** Data **
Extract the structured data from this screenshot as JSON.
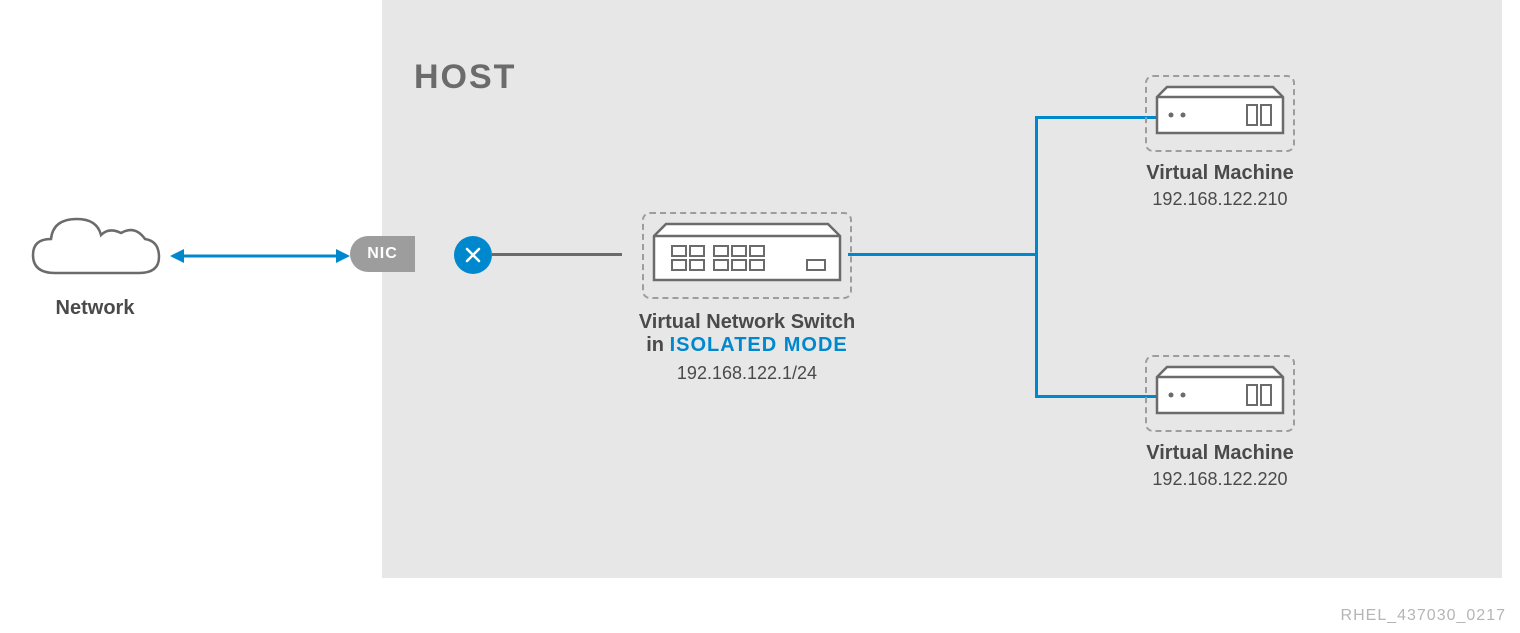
{
  "network": {
    "label": "Network"
  },
  "nic": {
    "label": "NIC"
  },
  "host": {
    "label": "HOST"
  },
  "switch": {
    "title": "Virtual Network Switch",
    "mode_prefix": "in ",
    "mode_name": "ISOLATED MODE",
    "ip": "192.168.122.1/24"
  },
  "vm1": {
    "label": "Virtual Machine",
    "ip": "192.168.122.210"
  },
  "vm2": {
    "label": "Virtual Machine",
    "ip": "192.168.122.220"
  },
  "ref": "RHEL_437030_0217"
}
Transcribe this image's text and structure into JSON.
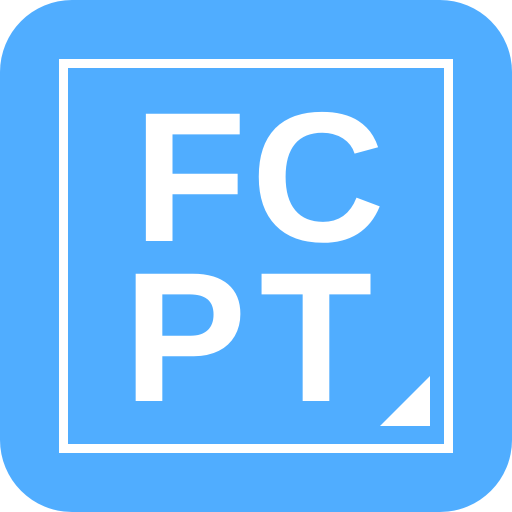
{
  "icon": {
    "letters": [
      "F",
      "C",
      "P",
      "T"
    ],
    "background_color": "#50adff",
    "foreground_color": "#ffffff",
    "corner_mark": "page-fold-icon"
  }
}
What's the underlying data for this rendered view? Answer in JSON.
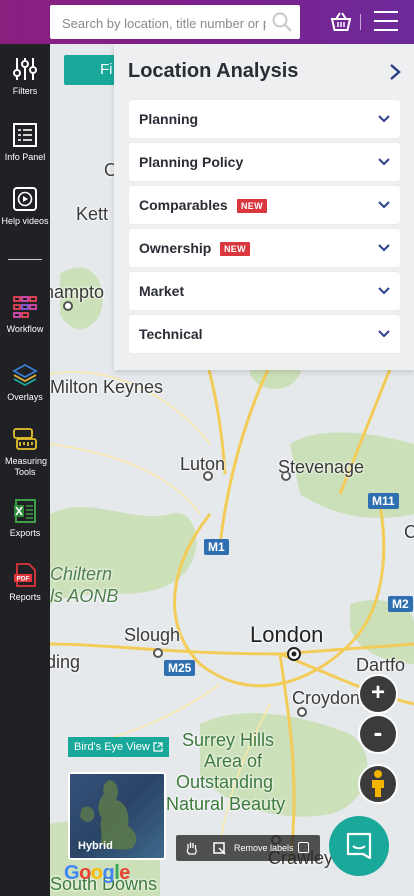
{
  "header": {
    "search_placeholder": "Search by location, title number or p"
  },
  "sidebar": {
    "items": [
      {
        "label": "Filters",
        "icon": "sliders-icon"
      },
      {
        "label": "Info Panel",
        "icon": "info-panel-icon"
      },
      {
        "label": "Help videos",
        "icon": "play-icon"
      },
      {
        "label": "Workflow",
        "icon": "workflow-icon"
      },
      {
        "label": "Overlays",
        "icon": "layers-icon"
      },
      {
        "label": "Measuring Tools",
        "icon": "measuring-tools-icon"
      },
      {
        "label": "Exports",
        "icon": "excel-icon"
      },
      {
        "label": "Reports",
        "icon": "pdf-icon"
      }
    ]
  },
  "filter_button": {
    "label": "Fi"
  },
  "panel": {
    "title": "Location Analysis",
    "sections": [
      {
        "label": "Planning",
        "badge": ""
      },
      {
        "label": "Planning Policy",
        "badge": ""
      },
      {
        "label": "Comparables",
        "badge": "NEW"
      },
      {
        "label": "Ownership",
        "badge": "NEW"
      },
      {
        "label": "Market",
        "badge": ""
      },
      {
        "label": "Technical",
        "badge": ""
      }
    ]
  },
  "map": {
    "places": {
      "kett": "Kett",
      "o": "O",
      "hampton": "hampto",
      "milton_keynes": "Milton Keynes",
      "luton": "Luton",
      "stevenage": "Stevenage",
      "chiltern": "Chiltern",
      "hills_aonb": "lls AONB",
      "slough": "Slough",
      "london": "London",
      "ding": "ding",
      "dartford": "Dartfo",
      "croydon": "Croydon",
      "surrey_hills": "Surrey Hills",
      "area_of": "Area of",
      "outstanding": "Outstanding",
      "natural_beauty": "Natural Beauty",
      "crawley": "Crawley",
      "south_downs": "South Downs",
      "c": "C"
    },
    "roads": {
      "m11": "M11",
      "m1": "M1",
      "m25": "M25",
      "m2": "M2"
    },
    "birds_eye": "Bird's Eye View",
    "hybrid": "Hybrid",
    "google": "Google",
    "remove_labels": "Remove labels",
    "zoom_in": "+",
    "zoom_out": "-"
  },
  "colors": {
    "header_purple": "#7a2290",
    "teal": "#1aa89a",
    "badge_red": "#d9363e",
    "sidebar_bg": "#202124"
  }
}
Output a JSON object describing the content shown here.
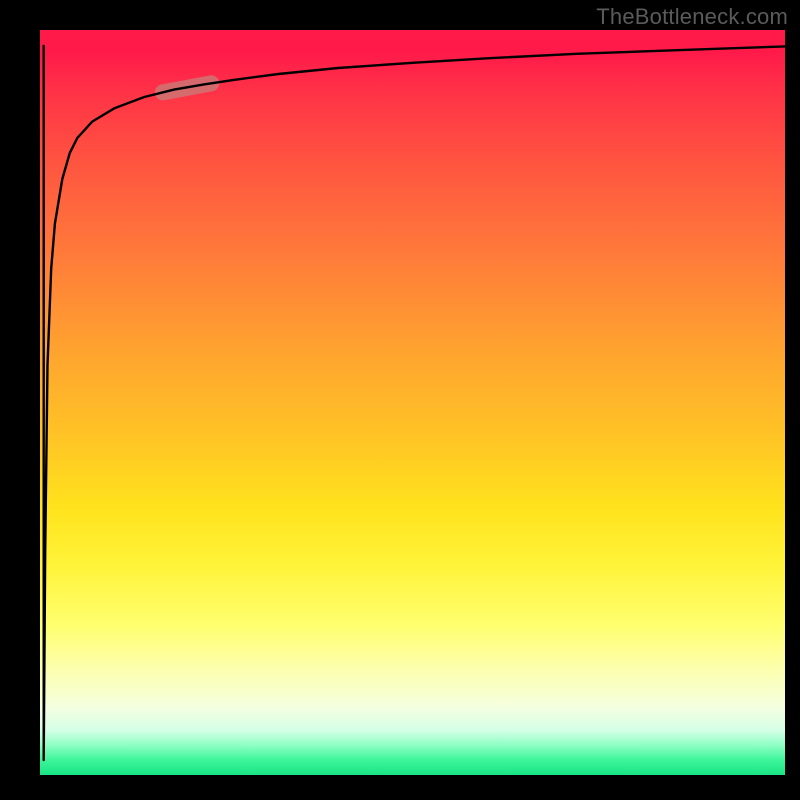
{
  "watermark": "TheBottleneck.com",
  "chart_data": {
    "type": "line",
    "title": "",
    "xlabel": "",
    "ylabel": "",
    "xlim": [
      0,
      100
    ],
    "ylim": [
      0,
      100
    ],
    "grid": false,
    "legend": false,
    "background_gradient": {
      "direction": "vertical",
      "stops": [
        {
          "pos": 0.0,
          "color": "#ff1a4a"
        },
        {
          "pos": 0.45,
          "color": "#ffb028"
        },
        {
          "pos": 0.75,
          "color": "#ffff60"
        },
        {
          "pos": 0.93,
          "color": "#e8ffd8"
        },
        {
          "pos": 1.0,
          "color": "#18e586"
        }
      ]
    },
    "series": [
      {
        "name": "curve",
        "x": [
          0.5,
          0.7,
          1.0,
          1.5,
          2.0,
          3.0,
          4.0,
          5.0,
          7.0,
          10.0,
          14.0,
          18.0,
          22.0,
          26.0,
          32.0,
          40.0,
          50.0,
          60.0,
          72.0,
          86.0,
          100.0
        ],
        "y": [
          2.0,
          30.0,
          55.0,
          68.0,
          74.0,
          80.0,
          83.5,
          85.5,
          87.7,
          89.5,
          91.0,
          92.0,
          92.7,
          93.3,
          94.1,
          94.9,
          95.6,
          96.2,
          96.8,
          97.3,
          97.8
        ]
      }
    ],
    "highlight_segment": {
      "series": "curve",
      "x_range": [
        16.5,
        23.0
      ],
      "color": "#c97b78"
    }
  }
}
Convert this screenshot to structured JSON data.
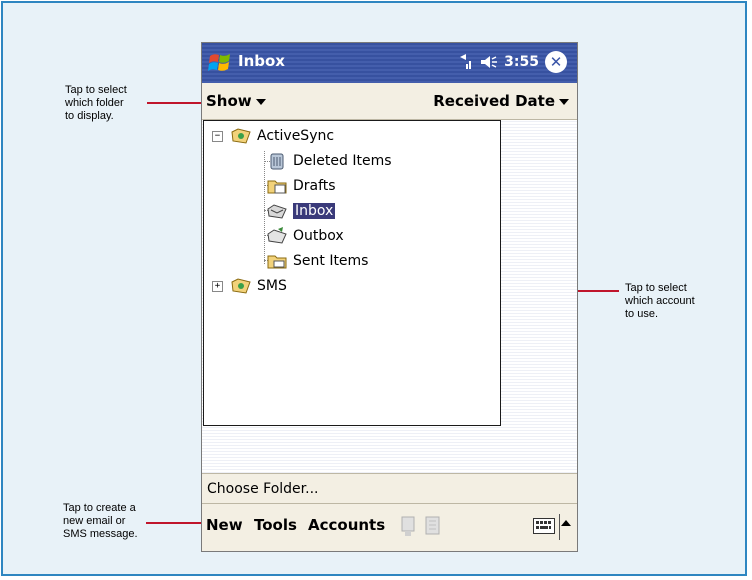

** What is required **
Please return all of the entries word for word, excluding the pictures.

** Reply **
Extract the structured data from this screenshot as JSON.
{
  "network": {
    "label": "Network"
  },
  "nic": {
    "label": "NIC"
  },
  "host": {
    "label": "HOST"
  },
  "switch": {
    "title": "Virtual Network Switch",
    "mode_prefix": "in ",
    "mode_name": "ISOLATED MODE",
    "ip": "192.168.122.1/24"
  },
  "vm1": {
    "label": "Virtual Machine",
    "ip": "192.168.122.210"
  },
  "vm2": {
    "label": "Virtual Machine",
    "ip": "192.168.122.220"
  },
  "ref": "RHEL_437030_0217"
}
Transcribe this image's text and structure into JSON.
{
  "icon": {
    "letters": [
      "F",
      "C",
      "P",
      "T"
    ],
    "background_color": "#50adff",
    "foreground_color": "#ffffff",
    "corner_mark": "page-fold-icon"
  }
}
What's the underlying data for this rendered view? Answer in JSON.
{
  "header": {
    "search_placeholder": "Search by location, title number or p"
  },
  "sidebar": {
    "items": [
      {
        "label": "Filters",
        "icon": "sliders-icon"
      },
      {
        "label": "Info Panel",
        "icon": "info-panel-icon"
      },
      {
        "label": "Help videos",
        "icon": "play-icon"
      },
      {
        "label": "Workflow",
        "icon": "workflow-icon"
      },
      {
        "label": "Overlays",
        "icon": "layers-icon"
      },
      {
        "label": "Measuring Tools",
        "icon": "measuring-tools-icon"
      },
      {
        "label": "Exports",
        "icon": "excel-icon"
      },
      {
        "label": "Reports",
        "icon": "pdf-icon"
      }
    ]
  },
  "filter_button": {
    "label": "Fi"
  },
  "panel": {
    "title": "Location Analysis",
    "sections": [
      {
        "label": "Planning",
        "badge": ""
      },
      {
        "label": "Planning Policy",
        "badge": ""
      },
      {
        "label": "Comparables",
        "badge": "NEW"
      },
      {
        "label": "Ownership",
        "badge": "NEW"
      },
      {
        "label": "Market",
        "badge": ""
      },
      {
        "label": "Technical",
        "badge": ""
      }
    ]
  },
  "map": {
    "places": {
      "kett": "Kett",
      "o": "O",
      "hampton": "hampto",
      "milton_keynes": "Milton Keynes",
      "luton": "Luton",
      "stevenage": "Stevenage",
      "chiltern": "Chiltern",
      "hills_aonb": "lls AONB",
      "slough": "Slough",
      "london": "London",
      "ding": "ding",
      "dartford": "Dartfo",
      "croydon": "Croydon",
      "surrey_hills": "Surrey Hills",
      "area_of": "Area of",
      "outstanding": "Outstanding",
      "natural_beauty": "Natural Beauty",
      "crawley": "Crawley",
      "south_downs": "South Downs",
      "c": "C"
    },
    "roads": {
      "m11": "M11",
      "m1": "M1",
      "m25": "M25",
      "m2": "M2"
    },
    "birds_eye": "Bird's Eye View",
    "hybrid": "Hybrid",
    "google": "Google",
    "remove_labels": "Remove labels",
    "zoom_in": "+",
    "zoom_out": "-"
  },
  "colors": {
    "header_purple": "#7a2290",
    "teal": "#1aa89a",
    "badge_red": "#d9363e",
    "sidebar_bg": "#202124"
  }
}
Output a JSON object describing the content shown here.
{
  "watermark": "TheBottleneck.com",
  "chart_data": {
    "type": "line",
    "title": "",
    "xlabel": "",
    "ylabel": "",
    "xlim": [
      0,
      100
    ],
    "ylim": [
      0,
      100
    ],
    "grid": false,
    "legend": false,
    "background_gradient": {
      "direction": "vertical",
      "stops": [
        {
          "pos": 0.0,
          "color": "#ff1a4a"
        },
        {
          "pos": 0.45,
          "color": "#ffb028"
        },
        {
          "pos": 0.75,
          "color": "#ffff60"
        },
        {
          "pos": 0.93,
          "color": "#e8ffd8"
        },
        {
          "pos": 1.0,
          "color": "#18e586"
        }
      ]
    },
    "series": [
      {
        "name": "curve",
        "x": [
          0.5,
          0.7,
          1.0,
          1.5,
          2.0,
          3.0,
          4.0,
          5.0,
          7.0,
          10.0,
          14.0,
          18.0,
          22.0,
          26.0,
          32.0,
          40.0,
          50.0,
          60.0,
          72.0,
          86.0,
          100.0
        ],
        "y": [
          2.0,
          30.0,
          55.0,
          68.0,
          74.0,
          80.0,
          83.5,
          85.5,
          87.7,
          89.5,
          91.0,
          92.0,
          92.7,
          93.3,
          94.1,
          94.9,
          95.6,
          96.2,
          96.8,
          97.3,
          97.8
        ]
      }
    ],
    "highlight_segment": {
      "series": "curve",
      "x_range": [
        16.5,
        23.0
      ],
      "color": "#c97b78"
    }
  }
}
Convert this screenshot to structured JSON data.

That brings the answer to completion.